Among the entries below, find each line holding "this" and return it.

======== Information

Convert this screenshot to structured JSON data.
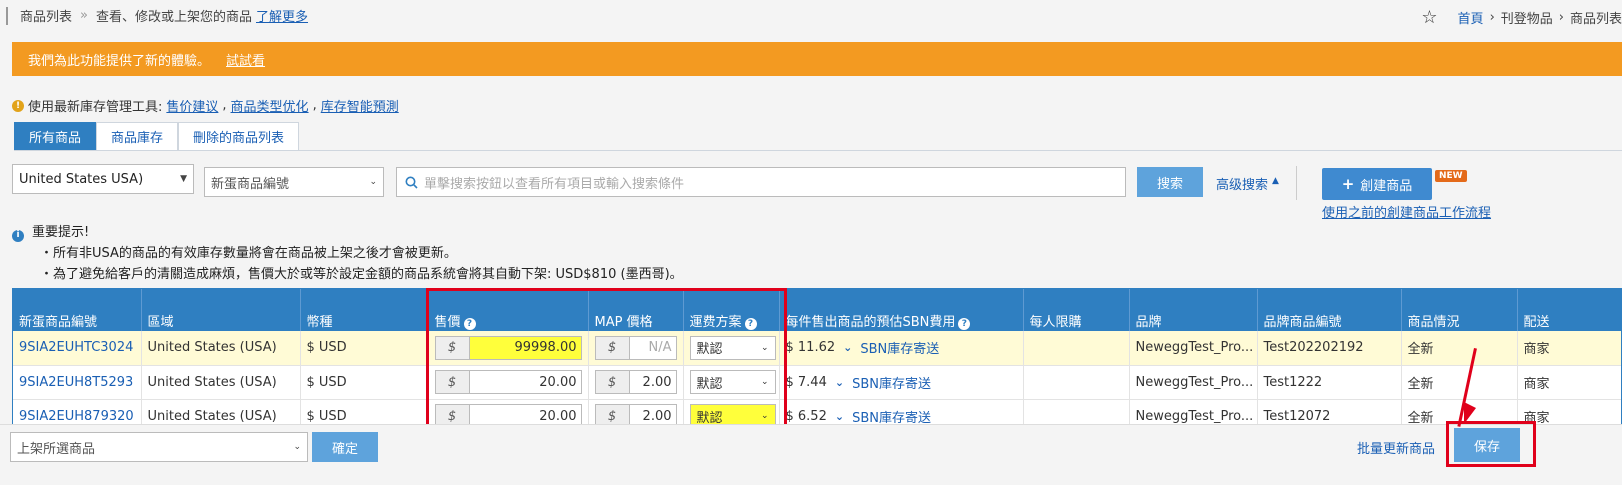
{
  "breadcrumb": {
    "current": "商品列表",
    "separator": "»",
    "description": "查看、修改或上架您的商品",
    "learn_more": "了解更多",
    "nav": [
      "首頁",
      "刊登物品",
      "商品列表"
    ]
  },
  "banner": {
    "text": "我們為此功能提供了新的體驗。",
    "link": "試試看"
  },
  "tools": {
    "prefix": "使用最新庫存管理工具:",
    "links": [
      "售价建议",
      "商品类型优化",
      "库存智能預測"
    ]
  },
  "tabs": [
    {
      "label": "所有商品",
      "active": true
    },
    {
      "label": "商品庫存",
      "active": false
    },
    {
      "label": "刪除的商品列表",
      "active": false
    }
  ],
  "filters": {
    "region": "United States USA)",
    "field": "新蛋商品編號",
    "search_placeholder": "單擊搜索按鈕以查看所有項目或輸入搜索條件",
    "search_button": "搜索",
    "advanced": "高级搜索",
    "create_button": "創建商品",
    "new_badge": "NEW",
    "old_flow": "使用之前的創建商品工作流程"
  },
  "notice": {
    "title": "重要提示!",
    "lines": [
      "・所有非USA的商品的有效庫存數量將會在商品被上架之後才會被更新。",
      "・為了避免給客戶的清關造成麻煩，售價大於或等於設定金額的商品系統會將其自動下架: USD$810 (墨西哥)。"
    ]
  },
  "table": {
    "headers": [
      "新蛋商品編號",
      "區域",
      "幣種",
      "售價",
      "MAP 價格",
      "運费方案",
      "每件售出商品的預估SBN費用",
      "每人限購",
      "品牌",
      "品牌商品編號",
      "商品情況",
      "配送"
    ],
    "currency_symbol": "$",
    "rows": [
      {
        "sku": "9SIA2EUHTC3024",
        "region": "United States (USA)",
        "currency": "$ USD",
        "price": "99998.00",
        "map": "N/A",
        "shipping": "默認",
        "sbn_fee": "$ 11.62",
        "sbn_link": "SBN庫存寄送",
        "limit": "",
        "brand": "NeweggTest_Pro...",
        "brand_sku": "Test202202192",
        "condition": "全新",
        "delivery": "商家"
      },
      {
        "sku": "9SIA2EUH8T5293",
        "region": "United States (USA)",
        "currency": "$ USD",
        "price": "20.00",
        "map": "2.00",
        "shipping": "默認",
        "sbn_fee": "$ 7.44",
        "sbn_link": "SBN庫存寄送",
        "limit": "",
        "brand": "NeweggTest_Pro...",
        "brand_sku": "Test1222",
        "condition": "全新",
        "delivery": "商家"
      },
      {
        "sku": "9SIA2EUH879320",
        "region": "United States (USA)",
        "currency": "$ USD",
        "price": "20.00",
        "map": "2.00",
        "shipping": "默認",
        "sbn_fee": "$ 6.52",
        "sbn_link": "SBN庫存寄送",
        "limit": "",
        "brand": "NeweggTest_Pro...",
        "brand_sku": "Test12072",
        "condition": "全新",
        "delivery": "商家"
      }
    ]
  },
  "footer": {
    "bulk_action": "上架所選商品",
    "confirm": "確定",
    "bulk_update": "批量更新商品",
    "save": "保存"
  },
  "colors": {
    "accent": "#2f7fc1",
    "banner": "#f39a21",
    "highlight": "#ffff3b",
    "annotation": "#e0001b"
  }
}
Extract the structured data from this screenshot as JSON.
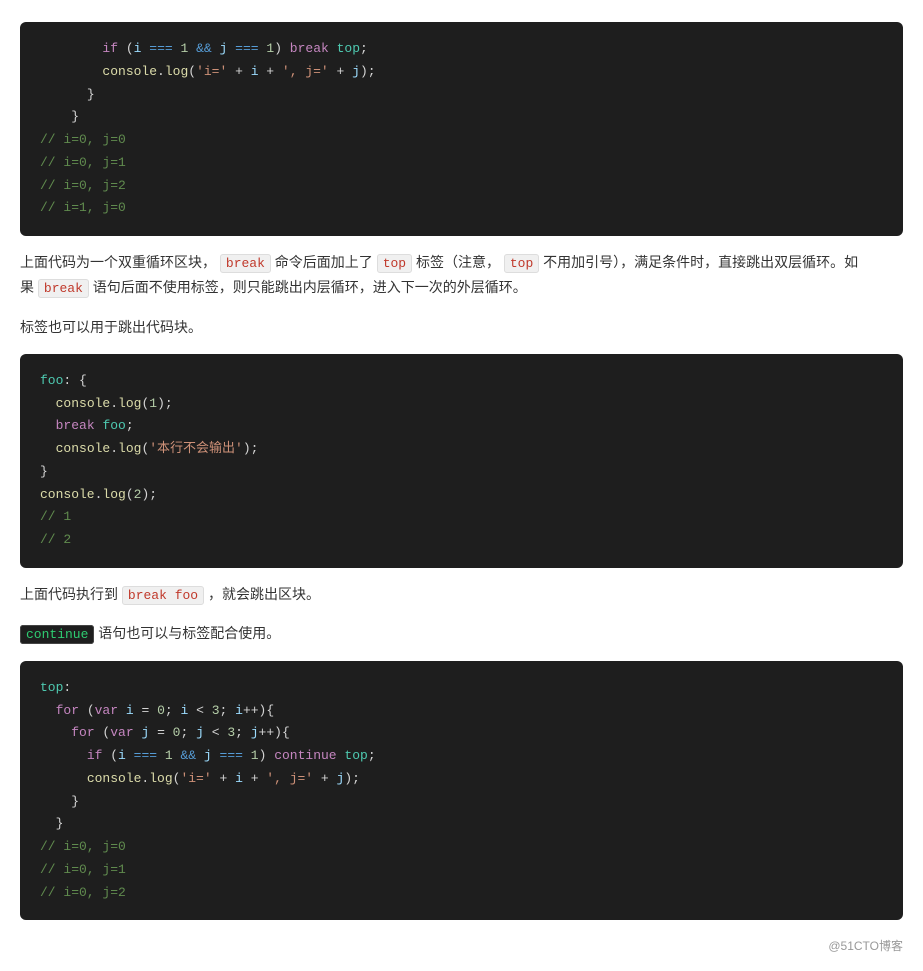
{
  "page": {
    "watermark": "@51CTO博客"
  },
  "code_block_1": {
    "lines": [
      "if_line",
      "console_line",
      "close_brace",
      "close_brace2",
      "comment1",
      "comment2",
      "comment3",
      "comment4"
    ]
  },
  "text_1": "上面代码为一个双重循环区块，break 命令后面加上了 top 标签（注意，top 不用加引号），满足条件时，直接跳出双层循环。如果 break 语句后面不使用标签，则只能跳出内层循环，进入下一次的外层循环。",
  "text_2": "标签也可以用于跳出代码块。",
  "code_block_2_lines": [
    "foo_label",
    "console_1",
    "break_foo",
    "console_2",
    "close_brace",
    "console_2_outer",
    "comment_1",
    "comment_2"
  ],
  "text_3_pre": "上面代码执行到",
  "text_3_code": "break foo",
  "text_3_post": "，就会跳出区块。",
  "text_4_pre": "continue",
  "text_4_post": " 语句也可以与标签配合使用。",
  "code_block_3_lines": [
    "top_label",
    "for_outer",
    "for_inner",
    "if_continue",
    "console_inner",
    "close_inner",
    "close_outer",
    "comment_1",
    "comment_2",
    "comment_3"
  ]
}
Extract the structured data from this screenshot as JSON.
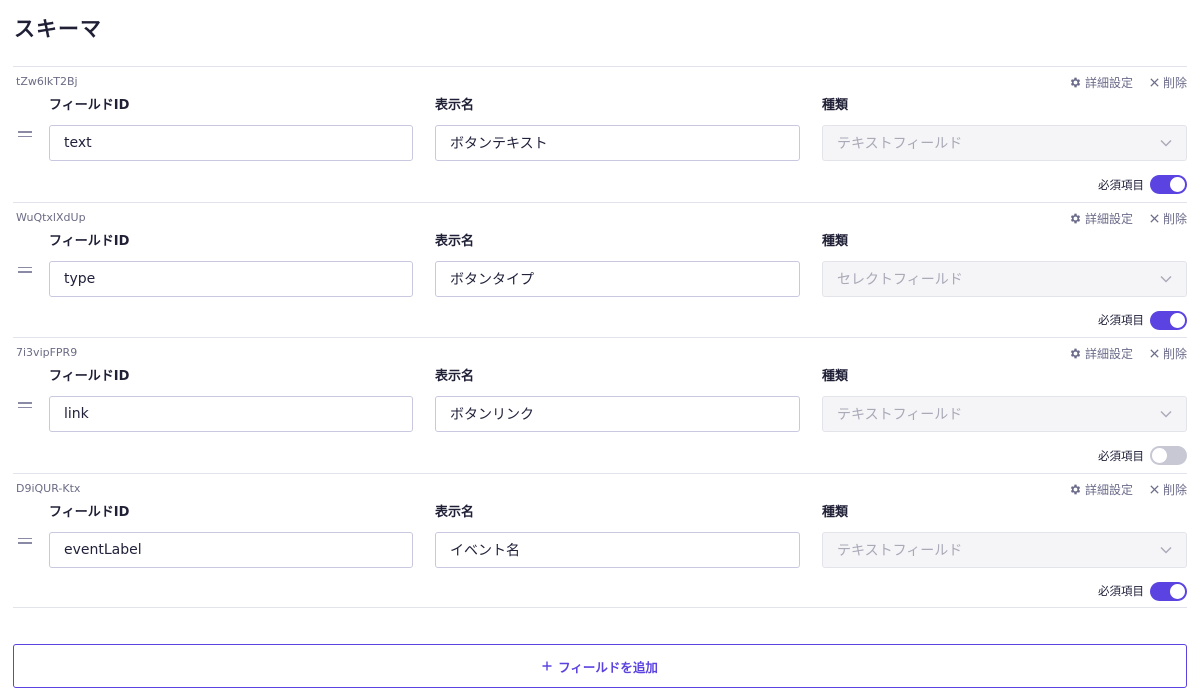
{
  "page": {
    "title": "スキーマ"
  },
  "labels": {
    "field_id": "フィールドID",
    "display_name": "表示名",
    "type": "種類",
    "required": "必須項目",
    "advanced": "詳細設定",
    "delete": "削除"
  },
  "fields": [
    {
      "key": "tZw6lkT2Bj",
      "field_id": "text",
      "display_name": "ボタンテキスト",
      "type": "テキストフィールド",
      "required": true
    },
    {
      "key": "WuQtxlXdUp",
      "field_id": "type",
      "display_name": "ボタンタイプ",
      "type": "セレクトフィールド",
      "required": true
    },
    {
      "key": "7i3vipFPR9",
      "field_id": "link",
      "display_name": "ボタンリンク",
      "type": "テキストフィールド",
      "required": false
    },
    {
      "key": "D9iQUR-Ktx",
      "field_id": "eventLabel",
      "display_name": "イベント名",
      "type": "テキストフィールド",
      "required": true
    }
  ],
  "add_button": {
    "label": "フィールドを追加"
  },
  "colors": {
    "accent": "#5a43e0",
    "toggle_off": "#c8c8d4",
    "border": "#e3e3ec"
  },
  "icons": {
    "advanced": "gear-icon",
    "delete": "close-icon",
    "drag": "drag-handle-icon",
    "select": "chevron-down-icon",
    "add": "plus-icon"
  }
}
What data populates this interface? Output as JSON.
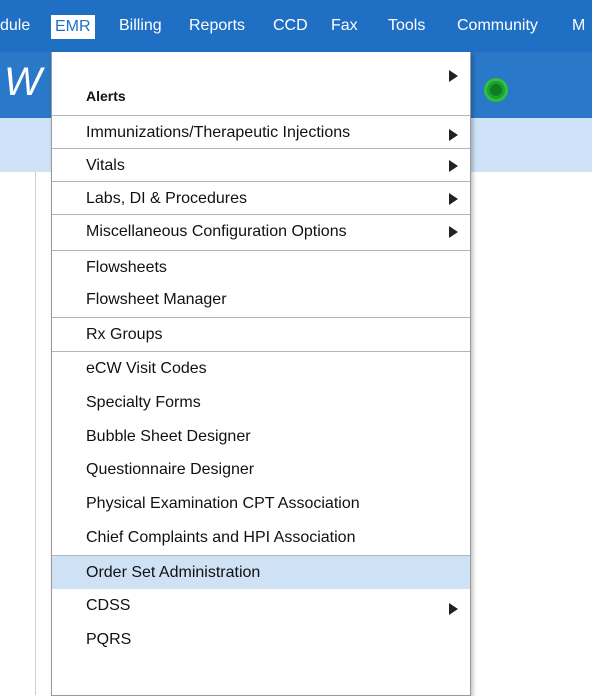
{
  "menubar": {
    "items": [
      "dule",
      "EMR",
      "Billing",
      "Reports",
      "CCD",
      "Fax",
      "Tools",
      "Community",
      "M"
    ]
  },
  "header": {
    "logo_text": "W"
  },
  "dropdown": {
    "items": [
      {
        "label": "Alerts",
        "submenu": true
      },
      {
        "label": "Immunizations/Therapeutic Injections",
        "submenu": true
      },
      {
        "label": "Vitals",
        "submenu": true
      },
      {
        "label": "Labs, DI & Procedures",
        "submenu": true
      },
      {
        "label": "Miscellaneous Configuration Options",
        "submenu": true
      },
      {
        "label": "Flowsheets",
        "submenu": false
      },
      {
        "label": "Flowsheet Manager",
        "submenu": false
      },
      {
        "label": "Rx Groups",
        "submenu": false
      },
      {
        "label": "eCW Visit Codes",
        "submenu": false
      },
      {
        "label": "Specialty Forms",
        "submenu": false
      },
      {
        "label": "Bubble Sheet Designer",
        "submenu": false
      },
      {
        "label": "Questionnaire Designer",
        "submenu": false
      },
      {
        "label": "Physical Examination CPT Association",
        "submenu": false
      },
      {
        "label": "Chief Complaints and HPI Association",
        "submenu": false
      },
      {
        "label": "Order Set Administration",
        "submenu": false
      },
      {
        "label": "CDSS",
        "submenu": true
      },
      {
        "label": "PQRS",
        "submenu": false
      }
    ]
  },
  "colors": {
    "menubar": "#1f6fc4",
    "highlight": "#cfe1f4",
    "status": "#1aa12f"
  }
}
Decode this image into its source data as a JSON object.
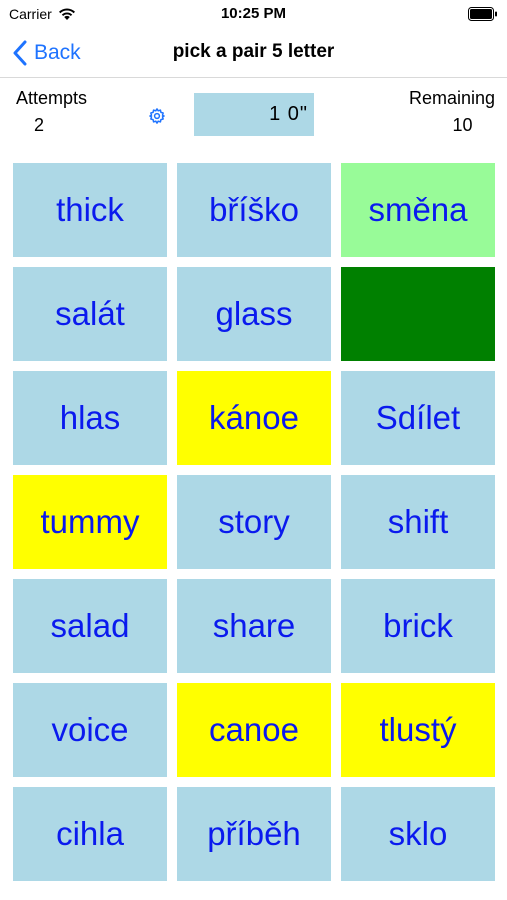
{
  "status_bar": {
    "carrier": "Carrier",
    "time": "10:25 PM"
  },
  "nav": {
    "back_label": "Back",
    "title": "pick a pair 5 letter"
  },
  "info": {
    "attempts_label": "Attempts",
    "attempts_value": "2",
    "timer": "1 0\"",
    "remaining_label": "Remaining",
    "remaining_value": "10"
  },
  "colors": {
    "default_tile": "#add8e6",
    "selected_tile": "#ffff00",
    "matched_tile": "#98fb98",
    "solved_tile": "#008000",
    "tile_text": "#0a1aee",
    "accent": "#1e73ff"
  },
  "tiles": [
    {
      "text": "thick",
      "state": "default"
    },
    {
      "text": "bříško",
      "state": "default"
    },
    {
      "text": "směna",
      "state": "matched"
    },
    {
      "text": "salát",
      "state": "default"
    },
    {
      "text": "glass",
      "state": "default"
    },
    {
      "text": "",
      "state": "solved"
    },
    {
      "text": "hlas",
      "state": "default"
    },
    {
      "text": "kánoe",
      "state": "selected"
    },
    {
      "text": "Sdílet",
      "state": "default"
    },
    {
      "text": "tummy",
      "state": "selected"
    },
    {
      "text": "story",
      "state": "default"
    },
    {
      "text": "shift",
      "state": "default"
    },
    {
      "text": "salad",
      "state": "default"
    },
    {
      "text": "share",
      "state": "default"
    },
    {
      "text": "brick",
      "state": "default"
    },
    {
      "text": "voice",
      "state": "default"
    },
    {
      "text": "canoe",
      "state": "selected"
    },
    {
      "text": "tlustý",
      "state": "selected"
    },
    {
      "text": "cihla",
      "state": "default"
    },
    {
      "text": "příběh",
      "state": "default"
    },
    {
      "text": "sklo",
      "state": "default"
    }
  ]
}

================

**Solved problem:**
Convert this screenshot to structured JSON data.
Extract the structured data from this screenshot as JSON.
Extract the structured data from this screenshot as JSON.
What data populates this interface? Output as JSON.
Decode this image into its source data as a JSON object.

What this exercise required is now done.